They knew the story was about none other than the vampire Lestat. We are not sure why the execution is happening, but we know violence is casting a dark shadow over fond childhood memories. The opener oscillates between the Colonel’s past, present and future; the tensions between all those times and feelings make for a story opener loaded with emotions; and all of this in only 26 words. Annoying to read, but you could argue “Blame the writer of the letter, and not the writer of the book…” Why the official tone? Inquiring minds want to know .
You write the second sentence to make them curious about the third one. After all, it’s YOUR story, and you can start it however the heck you want. More so, YOU know best how to start it, because this story comes out of YOU. I actually wrote an entire post about how you can create plot by establishing questions . Check it out if you need guidance for your story line. This free PDF is a summary of the post, including all of its opener examples. Download it, print it, and quickly go through it next time you need inspiration and guidance for an opener.
Because that’s what fancy language is about, isn’t it? You making sure that everyone knows you’re smart.
The books are still recognizable and the story is intact. Book club recommendations & reading guides for books beginning with “S”. Want more classic sci-fi and fantasy books? Sign up for The Portalist’s newsletter and get our recommended reads delivered straight to your inbox. Hooking your reader can be extremely hard to do, so it’s good to keep a few things in mind as you’re writing. Try reading something outside your comfort zone. Maybe some Ken Kesey or Margaret Atwood or Tom Wolfe.
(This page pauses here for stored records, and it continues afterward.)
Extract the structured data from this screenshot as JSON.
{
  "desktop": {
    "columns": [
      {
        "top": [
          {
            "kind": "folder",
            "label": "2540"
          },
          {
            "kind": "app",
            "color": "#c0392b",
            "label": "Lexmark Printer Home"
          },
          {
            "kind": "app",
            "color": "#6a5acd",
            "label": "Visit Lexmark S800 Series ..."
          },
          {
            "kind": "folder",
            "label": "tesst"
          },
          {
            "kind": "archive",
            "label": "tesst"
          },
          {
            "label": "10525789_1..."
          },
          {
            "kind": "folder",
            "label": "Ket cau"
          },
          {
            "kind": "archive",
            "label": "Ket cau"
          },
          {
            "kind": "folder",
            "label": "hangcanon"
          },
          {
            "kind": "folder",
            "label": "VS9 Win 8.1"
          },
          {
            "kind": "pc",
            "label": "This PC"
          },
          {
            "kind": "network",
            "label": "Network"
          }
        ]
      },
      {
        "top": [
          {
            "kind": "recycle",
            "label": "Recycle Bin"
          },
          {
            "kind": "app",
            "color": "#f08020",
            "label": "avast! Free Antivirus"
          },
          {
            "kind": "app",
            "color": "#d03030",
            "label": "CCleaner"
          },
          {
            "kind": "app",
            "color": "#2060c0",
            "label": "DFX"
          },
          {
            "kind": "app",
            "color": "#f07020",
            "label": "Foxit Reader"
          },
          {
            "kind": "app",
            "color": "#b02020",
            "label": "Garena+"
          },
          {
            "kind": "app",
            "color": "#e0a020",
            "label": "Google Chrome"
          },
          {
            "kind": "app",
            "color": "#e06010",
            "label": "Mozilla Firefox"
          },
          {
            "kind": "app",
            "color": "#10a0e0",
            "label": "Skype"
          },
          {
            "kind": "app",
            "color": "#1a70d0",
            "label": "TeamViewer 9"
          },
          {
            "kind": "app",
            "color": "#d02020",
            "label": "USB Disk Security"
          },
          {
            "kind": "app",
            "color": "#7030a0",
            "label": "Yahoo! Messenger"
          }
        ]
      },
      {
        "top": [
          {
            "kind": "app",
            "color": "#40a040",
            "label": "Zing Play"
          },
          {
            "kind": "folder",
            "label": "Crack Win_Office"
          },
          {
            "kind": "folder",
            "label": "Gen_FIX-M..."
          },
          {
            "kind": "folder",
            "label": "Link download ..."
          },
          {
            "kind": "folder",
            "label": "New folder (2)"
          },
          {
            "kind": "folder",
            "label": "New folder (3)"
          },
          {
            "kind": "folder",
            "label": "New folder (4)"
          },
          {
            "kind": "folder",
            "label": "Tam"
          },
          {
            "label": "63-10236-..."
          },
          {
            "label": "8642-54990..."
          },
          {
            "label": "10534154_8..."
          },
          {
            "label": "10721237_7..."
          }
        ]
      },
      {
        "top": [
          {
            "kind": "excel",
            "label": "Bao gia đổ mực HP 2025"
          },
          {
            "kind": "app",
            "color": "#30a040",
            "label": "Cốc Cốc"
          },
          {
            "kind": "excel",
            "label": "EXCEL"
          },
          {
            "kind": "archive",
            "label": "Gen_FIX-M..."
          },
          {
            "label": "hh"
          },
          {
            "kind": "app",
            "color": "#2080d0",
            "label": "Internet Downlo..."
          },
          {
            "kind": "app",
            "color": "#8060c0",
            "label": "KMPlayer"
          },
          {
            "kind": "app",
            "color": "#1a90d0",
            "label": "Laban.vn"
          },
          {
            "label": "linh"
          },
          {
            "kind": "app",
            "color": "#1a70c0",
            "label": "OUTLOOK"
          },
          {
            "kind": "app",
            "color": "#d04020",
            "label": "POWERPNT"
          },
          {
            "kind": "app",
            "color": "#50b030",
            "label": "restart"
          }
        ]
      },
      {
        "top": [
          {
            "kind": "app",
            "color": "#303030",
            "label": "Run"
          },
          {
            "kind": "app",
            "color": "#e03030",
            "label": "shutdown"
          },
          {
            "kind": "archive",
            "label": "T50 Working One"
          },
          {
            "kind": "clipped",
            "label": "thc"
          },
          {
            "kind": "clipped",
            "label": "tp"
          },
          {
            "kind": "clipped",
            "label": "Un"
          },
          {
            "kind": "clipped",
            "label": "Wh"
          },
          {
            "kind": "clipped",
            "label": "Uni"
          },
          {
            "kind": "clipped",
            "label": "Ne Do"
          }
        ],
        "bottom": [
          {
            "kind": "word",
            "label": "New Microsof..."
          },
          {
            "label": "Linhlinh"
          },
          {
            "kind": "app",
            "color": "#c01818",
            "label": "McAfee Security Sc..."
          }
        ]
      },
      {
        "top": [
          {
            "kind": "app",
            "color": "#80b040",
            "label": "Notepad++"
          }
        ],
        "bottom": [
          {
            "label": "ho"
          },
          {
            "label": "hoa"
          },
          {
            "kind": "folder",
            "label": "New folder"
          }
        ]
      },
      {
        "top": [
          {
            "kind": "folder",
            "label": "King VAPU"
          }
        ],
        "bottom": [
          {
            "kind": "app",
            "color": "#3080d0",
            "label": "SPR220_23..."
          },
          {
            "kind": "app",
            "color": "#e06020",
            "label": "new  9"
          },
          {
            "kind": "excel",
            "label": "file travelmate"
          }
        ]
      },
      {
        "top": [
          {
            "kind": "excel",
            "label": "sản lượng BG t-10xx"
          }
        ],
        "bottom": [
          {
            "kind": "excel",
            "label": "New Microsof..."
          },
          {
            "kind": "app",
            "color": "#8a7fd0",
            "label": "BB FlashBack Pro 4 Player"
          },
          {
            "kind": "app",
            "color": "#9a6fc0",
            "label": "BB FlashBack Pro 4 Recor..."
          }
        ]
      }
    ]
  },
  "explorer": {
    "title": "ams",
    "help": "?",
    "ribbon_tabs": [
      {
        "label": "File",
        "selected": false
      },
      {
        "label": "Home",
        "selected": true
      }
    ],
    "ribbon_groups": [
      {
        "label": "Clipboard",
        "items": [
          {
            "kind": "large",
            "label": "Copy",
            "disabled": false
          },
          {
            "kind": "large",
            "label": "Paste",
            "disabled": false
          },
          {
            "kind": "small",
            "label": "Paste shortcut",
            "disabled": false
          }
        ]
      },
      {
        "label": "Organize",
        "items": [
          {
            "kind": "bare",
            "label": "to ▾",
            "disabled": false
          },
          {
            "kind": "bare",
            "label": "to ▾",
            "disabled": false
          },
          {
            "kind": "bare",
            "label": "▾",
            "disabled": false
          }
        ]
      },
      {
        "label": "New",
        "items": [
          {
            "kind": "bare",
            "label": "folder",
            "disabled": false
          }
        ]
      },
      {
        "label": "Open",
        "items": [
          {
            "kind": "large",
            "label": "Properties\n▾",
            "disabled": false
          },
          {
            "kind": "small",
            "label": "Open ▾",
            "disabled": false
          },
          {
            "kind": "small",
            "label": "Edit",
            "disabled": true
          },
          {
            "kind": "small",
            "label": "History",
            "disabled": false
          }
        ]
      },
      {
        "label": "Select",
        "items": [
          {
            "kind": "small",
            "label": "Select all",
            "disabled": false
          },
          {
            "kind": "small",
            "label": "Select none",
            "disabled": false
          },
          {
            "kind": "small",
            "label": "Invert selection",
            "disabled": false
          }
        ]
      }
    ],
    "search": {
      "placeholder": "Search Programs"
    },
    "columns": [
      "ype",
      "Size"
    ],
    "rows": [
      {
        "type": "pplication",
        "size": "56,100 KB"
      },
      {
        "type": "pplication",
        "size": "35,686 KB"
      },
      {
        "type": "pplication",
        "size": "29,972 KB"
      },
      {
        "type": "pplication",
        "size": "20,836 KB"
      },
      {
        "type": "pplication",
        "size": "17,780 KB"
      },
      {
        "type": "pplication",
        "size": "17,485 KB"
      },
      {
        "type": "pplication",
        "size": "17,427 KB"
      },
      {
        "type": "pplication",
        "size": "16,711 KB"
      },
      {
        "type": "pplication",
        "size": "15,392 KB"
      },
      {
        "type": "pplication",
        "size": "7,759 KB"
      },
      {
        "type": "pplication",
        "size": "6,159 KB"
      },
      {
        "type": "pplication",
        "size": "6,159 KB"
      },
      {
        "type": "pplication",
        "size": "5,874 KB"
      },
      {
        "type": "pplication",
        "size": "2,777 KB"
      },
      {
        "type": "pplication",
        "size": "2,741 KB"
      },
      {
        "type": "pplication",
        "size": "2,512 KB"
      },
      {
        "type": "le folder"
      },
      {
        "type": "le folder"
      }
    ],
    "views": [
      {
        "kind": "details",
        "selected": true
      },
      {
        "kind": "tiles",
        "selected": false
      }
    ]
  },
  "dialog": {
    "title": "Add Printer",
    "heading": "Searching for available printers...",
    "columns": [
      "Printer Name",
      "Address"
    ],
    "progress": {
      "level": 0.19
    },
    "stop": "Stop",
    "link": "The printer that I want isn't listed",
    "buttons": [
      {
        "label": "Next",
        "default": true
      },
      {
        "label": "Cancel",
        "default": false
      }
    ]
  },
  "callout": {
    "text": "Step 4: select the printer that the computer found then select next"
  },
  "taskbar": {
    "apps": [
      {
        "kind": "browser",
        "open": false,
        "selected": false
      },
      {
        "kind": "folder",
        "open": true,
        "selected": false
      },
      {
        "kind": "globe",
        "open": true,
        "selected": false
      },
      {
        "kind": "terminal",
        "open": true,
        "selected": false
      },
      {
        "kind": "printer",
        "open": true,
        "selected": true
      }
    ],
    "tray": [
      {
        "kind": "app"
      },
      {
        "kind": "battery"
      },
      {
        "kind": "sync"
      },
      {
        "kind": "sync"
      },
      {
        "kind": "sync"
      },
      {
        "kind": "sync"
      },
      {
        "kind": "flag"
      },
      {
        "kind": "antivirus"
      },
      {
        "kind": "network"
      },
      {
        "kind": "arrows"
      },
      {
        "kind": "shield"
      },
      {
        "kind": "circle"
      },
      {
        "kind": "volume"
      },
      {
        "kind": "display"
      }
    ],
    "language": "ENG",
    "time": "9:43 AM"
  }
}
One of my favorite books is John Dies at the End. I liked most of Sinclair Lewis’s books , even though he was an insecure, &, tortured man. Mark Schorer has the best biography on him. Another book everyone should read. I remember I loved this book from the very first sentence. I read this in grade school, and was mesmerized by it at the time. I’m almost afraid to give it a go once more, because I may be disappointed.